+++ EXTRACTED INFORMATION

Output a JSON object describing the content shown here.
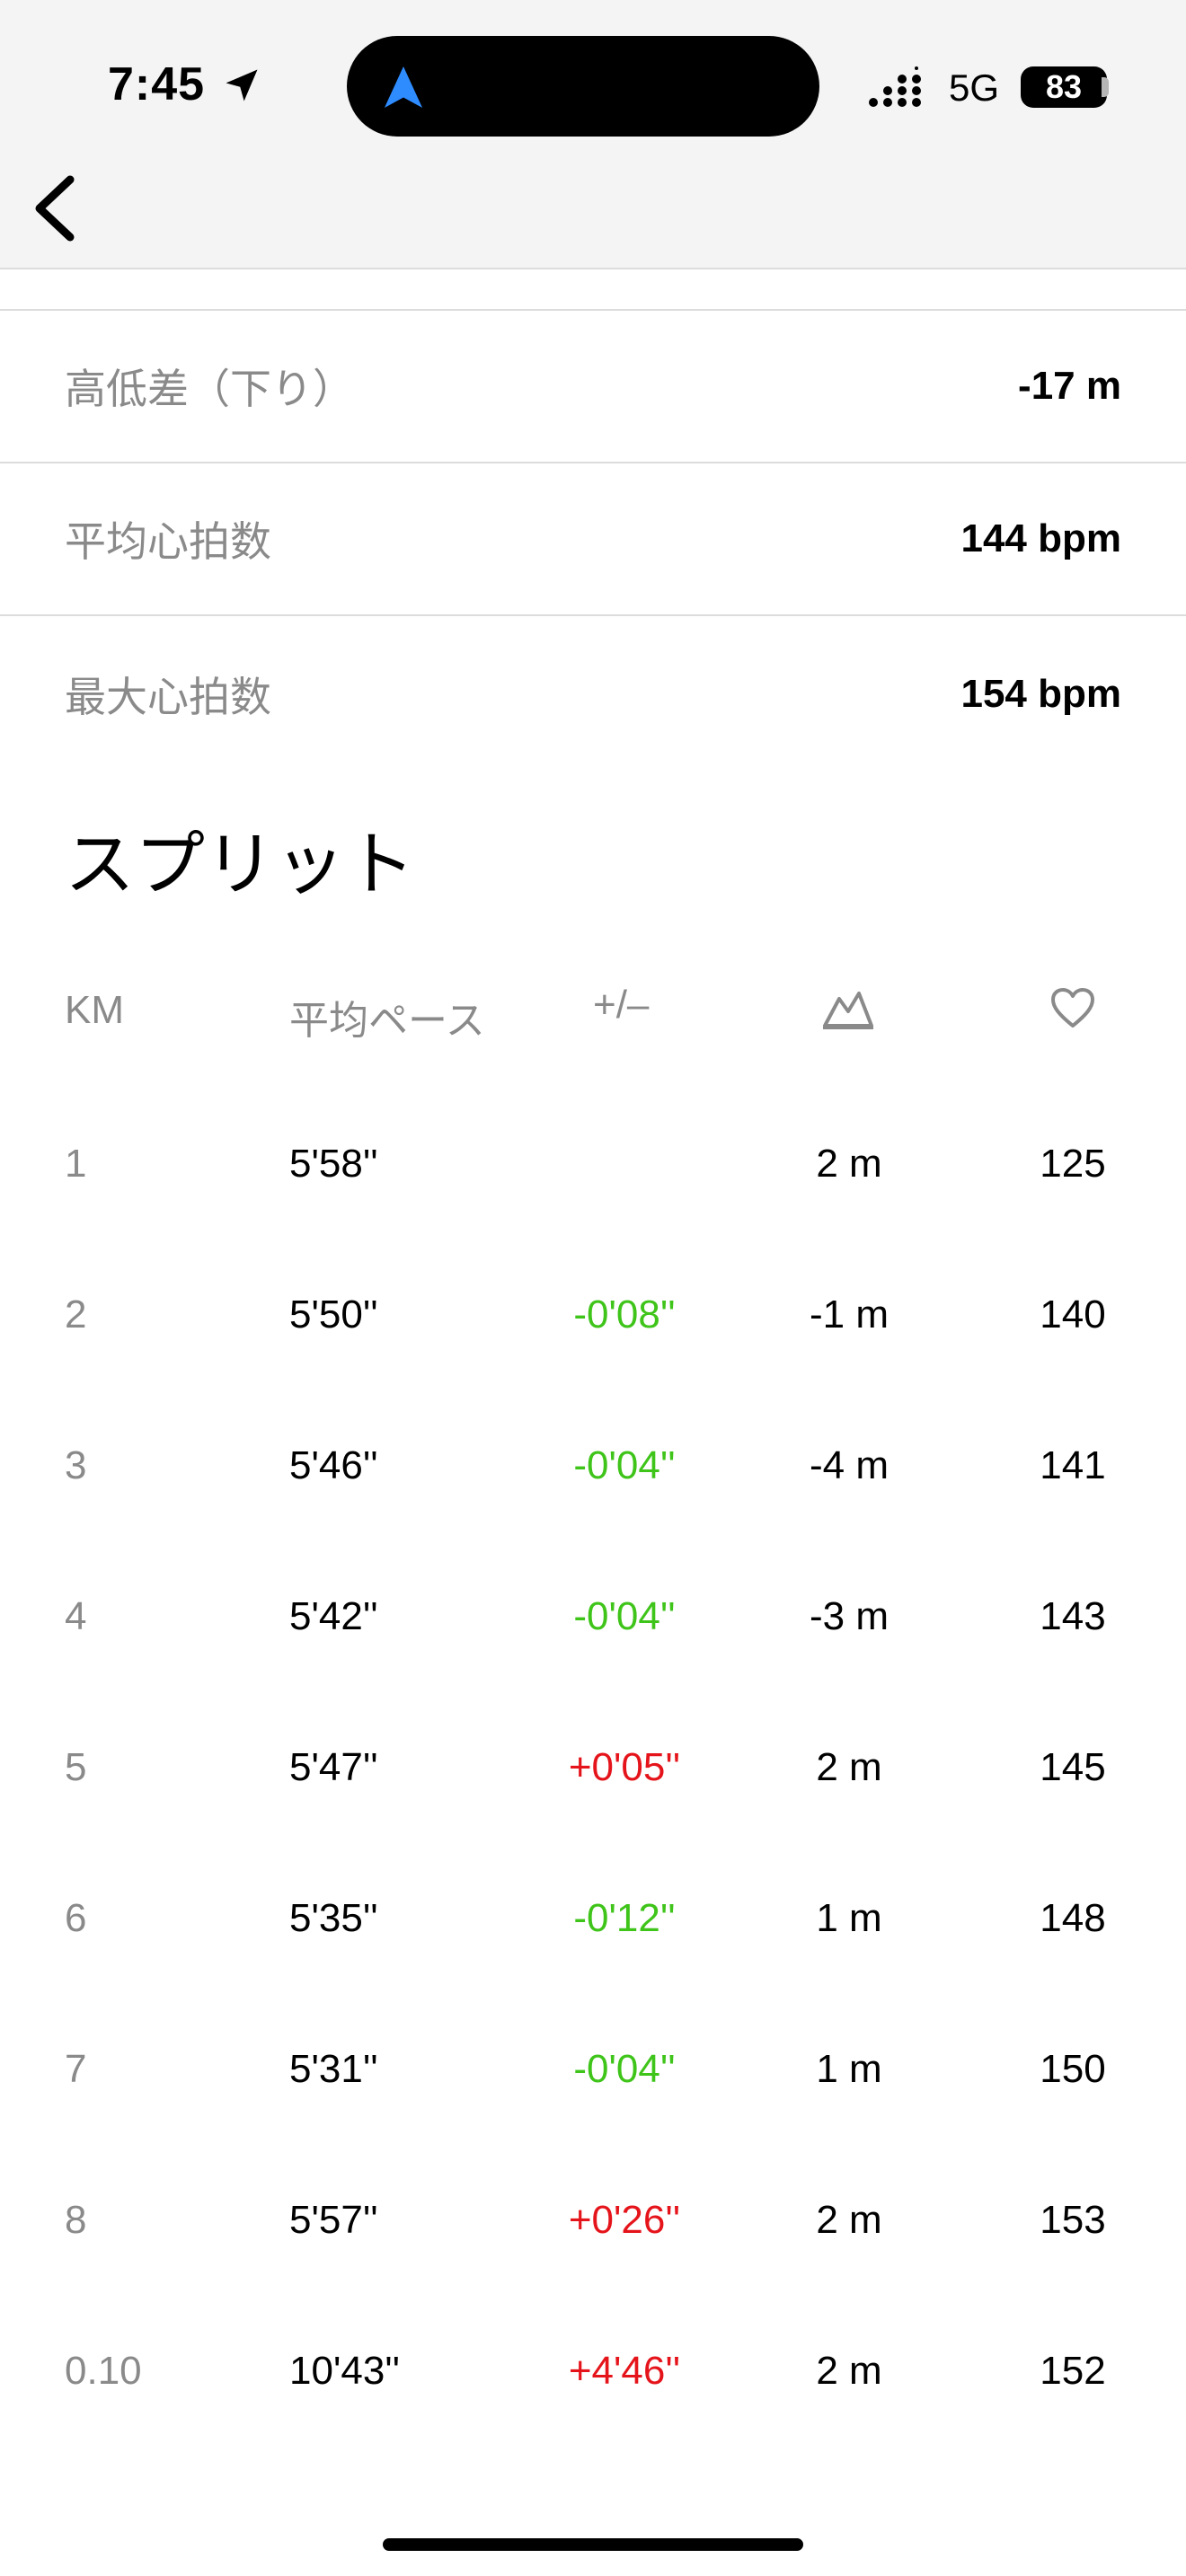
{
  "status_bar": {
    "time": "7:45",
    "network": "5G",
    "battery": "83",
    "icons": [
      "location-arrow-icon",
      "navigation-icon",
      "signal-icon",
      "battery-icon"
    ]
  },
  "nav": {
    "back_icon": "chevron-left-icon"
  },
  "stats": [
    {
      "label": "高低差（下り）",
      "value": "-17 m"
    },
    {
      "label": "平均心拍数",
      "value": "144 bpm"
    },
    {
      "label": "最大心拍数",
      "value": "154 bpm"
    }
  ],
  "splits": {
    "title": "スプリット",
    "headers": {
      "km": "KM",
      "pace": "平均ペース",
      "diff": "+/–",
      "elevation_icon": "elevation-icon",
      "heart_icon": "heart-icon"
    },
    "rows": [
      {
        "km": "1",
        "pace": "5'58''",
        "diff": "",
        "elev": "2 m",
        "hr": "125"
      },
      {
        "km": "2",
        "pace": "5'50''",
        "diff": "-0'08''",
        "elev": "-1 m",
        "hr": "140"
      },
      {
        "km": "3",
        "pace": "5'46''",
        "diff": "-0'04''",
        "elev": "-4 m",
        "hr": "141"
      },
      {
        "km": "4",
        "pace": "5'42''",
        "diff": "-0'04''",
        "elev": "-3 m",
        "hr": "143"
      },
      {
        "km": "5",
        "pace": "5'47''",
        "diff": "+0'05''",
        "elev": "2 m",
        "hr": "145"
      },
      {
        "km": "6",
        "pace": "5'35''",
        "diff": "-0'12''",
        "elev": "1 m",
        "hr": "148"
      },
      {
        "km": "7",
        "pace": "5'31''",
        "diff": "-0'04''",
        "elev": "1 m",
        "hr": "150"
      },
      {
        "km": "8",
        "pace": "5'57''",
        "diff": "+0'26''",
        "elev": "2 m",
        "hr": "153"
      },
      {
        "km": "0.10",
        "pace": "10'43''",
        "diff": "+4'46''",
        "elev": "2 m",
        "hr": "152"
      }
    ]
  },
  "colors": {
    "faster": "#3fc41a",
    "slower": "#e5141b",
    "muted": "#8a8a8a"
  }
}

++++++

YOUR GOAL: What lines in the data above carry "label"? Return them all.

REPLY TO THE TASK:
      "label": "高低差（下り）",
      "label": "平均心拍数",
      "label": "最大心拍数",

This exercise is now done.